New two-drug approach to treat type of respiratory disease
Press release issued: 10 August 2011
A therapy combining two existing drugs could provide an effective new approach for treating patients with pleural infections, a serious condition where infected fluid builds up in the space between the ribs and lungs.
A randomised clinical trial conducted by researchers from Oxford and Bristol Universities and published in the New England Journal of Medicine has shown that two drugs for breaking up the thick pleural fluid, when used together, improve drainage of the fluid from the chest.
The combination of tissue plasminogen activator (t-PA) and DNase also appears to significantly reduce the need for surgery, shorten the time patients spend in hospital and reduce fever.
‘This is an exciting result because this combination of two drugs has not been tested before for this condition. While neither drug appears to work on its own, the combination therapy very significantly improves the drainage of the infected fluid,’ says Dr Najib Rahman of the Oxford Respiratory Trials Unit at Oxford University, and first author on the study.
Taking the UK and US together, around 65,000 people a year get pleural infections, which usually develop from lung infections such as pneumonia. The condition can cause breathlessness as the infected fluid underneath the rib cage pushes down on the lungs, and can lead to serious consequences for the patient.
‘This tends to be a disease of the very young and the very old, and the number of cases seems to be rising,’ explains Dr Nick Maskell of the University of Bristol's School of Clinical Sciences, who was also involved in the study.
Standard treatment involves giving patients antibiotics to treat the infection and a tube inserted into the chest to drain the fluid. But in around a third of cases this treatment fails.
Where treatment fails, options then normally involve surgery to drain the infected fluid, but this is invasive and may not always be suitable for older and more unwell patients where there may be other complications. As well as surgery, it can mean long hospital stays and in some cases, a slow and uncomfortable decline with a mortality rate of more than 20 per cent.
‘Reducing the 30 per cent failure rate for treatment is vital,’ says Dr Maskell.
The researchers at Oxford University led by the late Professor Robert Davies, along with colleagues at the MRC Clinical Trials Unit in London, set out to investigate whether two agents to break down components in the infected pleural fluid would help drainage and improve outcomes for patients.
They conducted a trial in which 210 adult patients at 11 UK centres were randomised to receive one of four study treatments for three days: placebo; t-PA alone; DNase alone; or both t-PA and DNase.
The two drugs when used together showed significantly improved drainage of the fluid from the chest, the primary outcome measure for the trial.
Over the course of a week, patients receiving both drugs saw a 30 per cent reduction in fluid volume seen in their chest X-rays, compared to 17 per cent for the placebo group. There was no effect above placebo for either drug on its own.

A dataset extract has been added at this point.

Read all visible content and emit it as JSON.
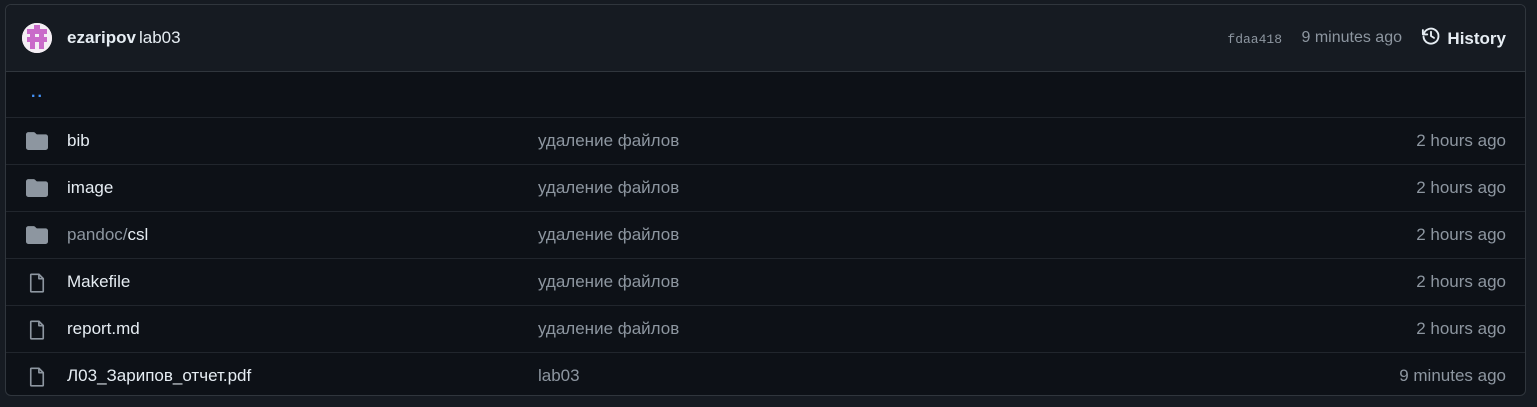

The number of patients referred for surgery over the next three months was also significantly lower for those receiving both drugs, and the mean hospital stay was between six and seven days less compared to the placebo group. However, these are secondary measures in the trial and larger studies involving more patients are needed to confirm the findings.
Any adverse events did not differ in frequency between study groups, suggesting the treatment is safe for these patients.
‘We’ve shown that the therapy clearly improves drainage of fluid in patients with pleural infection,’ says Dr Rahman of Oxford University. ‘But we still need to be cautious - it is not yet certain whether clearance of the chest X-ray translates in to important outcomes for patients, like reduced surgery rates, fewer fevers, and shorter stays in hospital. Although our results strongly suggest this is the case, larger studies are now needed to confirm this.”
Dr Rahman adds: ‘Our view is that it is not clear yet whether this combination of t-PA and DNase should be used for every patient as a first-line treatment, as it’s not proven that it would be best for everyone.
‘But in cases where perhaps patients have a large amount of fluid and are very breathless, or where treatments have failed and patients aren’t fit for surgery, then this drug combination is now a possible new treatment option.’
The two drugs are well known but treatment would cost around £1,000 per patient. However, the researchers believe the savings from shorter hospital stays suggested by their study may balance this out, even before considering any reduction in surgery cases – this will need to be looked at in further studies.
‘Intrapleural use of tissue plasminogen activator and DNase in pleural infection’ by Najib Rahman and colleagues is published in the New England Journal of Medicine.